Your debt-to-income ratio (DTI) is another important factor that lenders consider when deciding whether or not to approve your home loan application. Your DTI is a measure of your monthly debt payments compared to your monthly income. Generally, lenders prefer to see a DTI of 43% or lower, although some lenders may be willing to approve loans with higher DTIs.
To calculate your DTI, add up all of your monthly debt payments, including your proposed mortgage payment, and divide that number by your monthly income. If your DTI is high, you may want to consider paying down debt or increasing your income before applying for a home loan.
Your Down Payment
Your down payment is the amount of money you pay upfront when purchasing a home. Generally, lenders require a down payment of at least 5% to 20% of the home’s purchase price, although some lenders may require more or less. The amount of your down payment can impact your interest rate and your monthly mortgage payment, so it’s important to consider how much you can afford to put down.
If you’re struggling to come up with a down payment, there are some programs that can help. For example, the Federal Housing Administration (FHA) offers loans with down payments as low as 3.5% for qualified borrowers. There are also some state and local programs that offer down payment assistance.
Your Employment History
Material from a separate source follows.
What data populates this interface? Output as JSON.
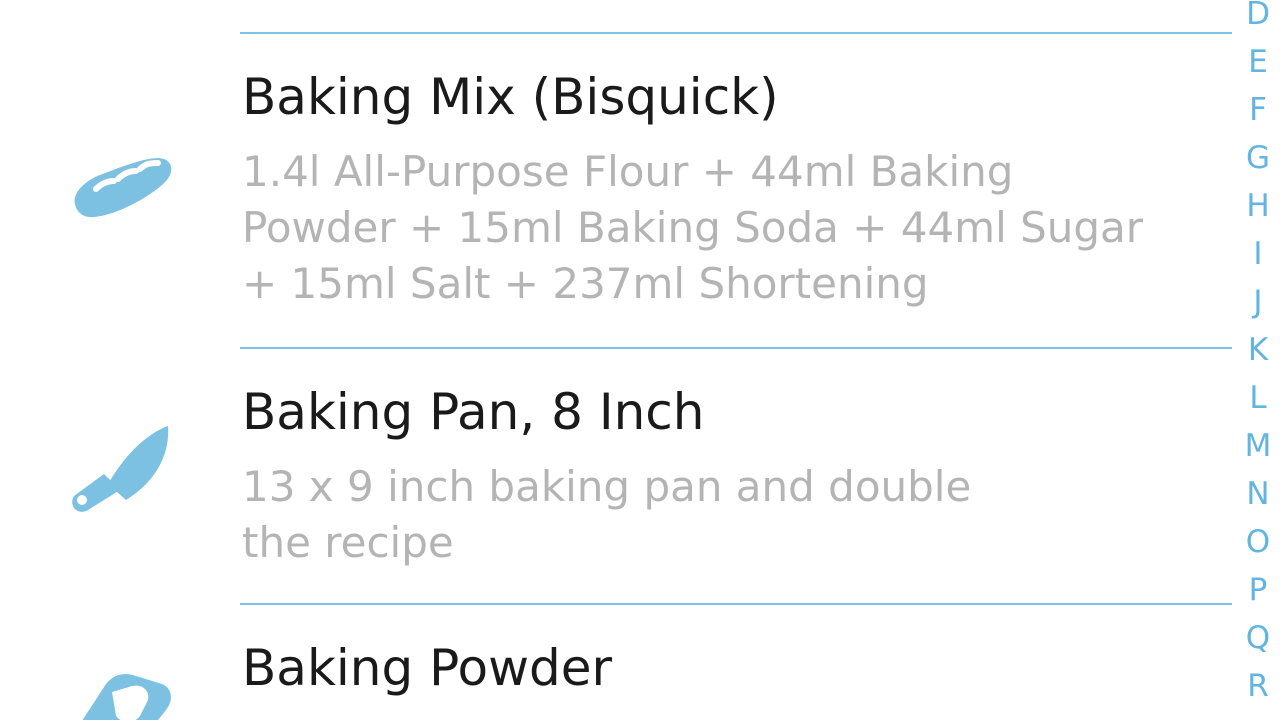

Your employment history is another important factor that lenders consider when deciding whether or not to approve your home loan application. Generally, lenders prefer to see a stable employment history with consistent income. This means that you’ll need to provide proof of employment and income, such as pay stubs and tax returns, to your lender.
If you’ve recently changed jobs or have gaps in your employment history, it may be more difficult to get approved for a home loan. In some cases, you may need to wait until you have a longer employment history or a more stable income before applying for a home loan.
Your Loan Type
There are several types of home loans available, including conventional loans, FHA loans, VA loans, and USDA loans. Each type of loan has its own requirements and benefits, so it’s important to understand the differences before choosing a loan type.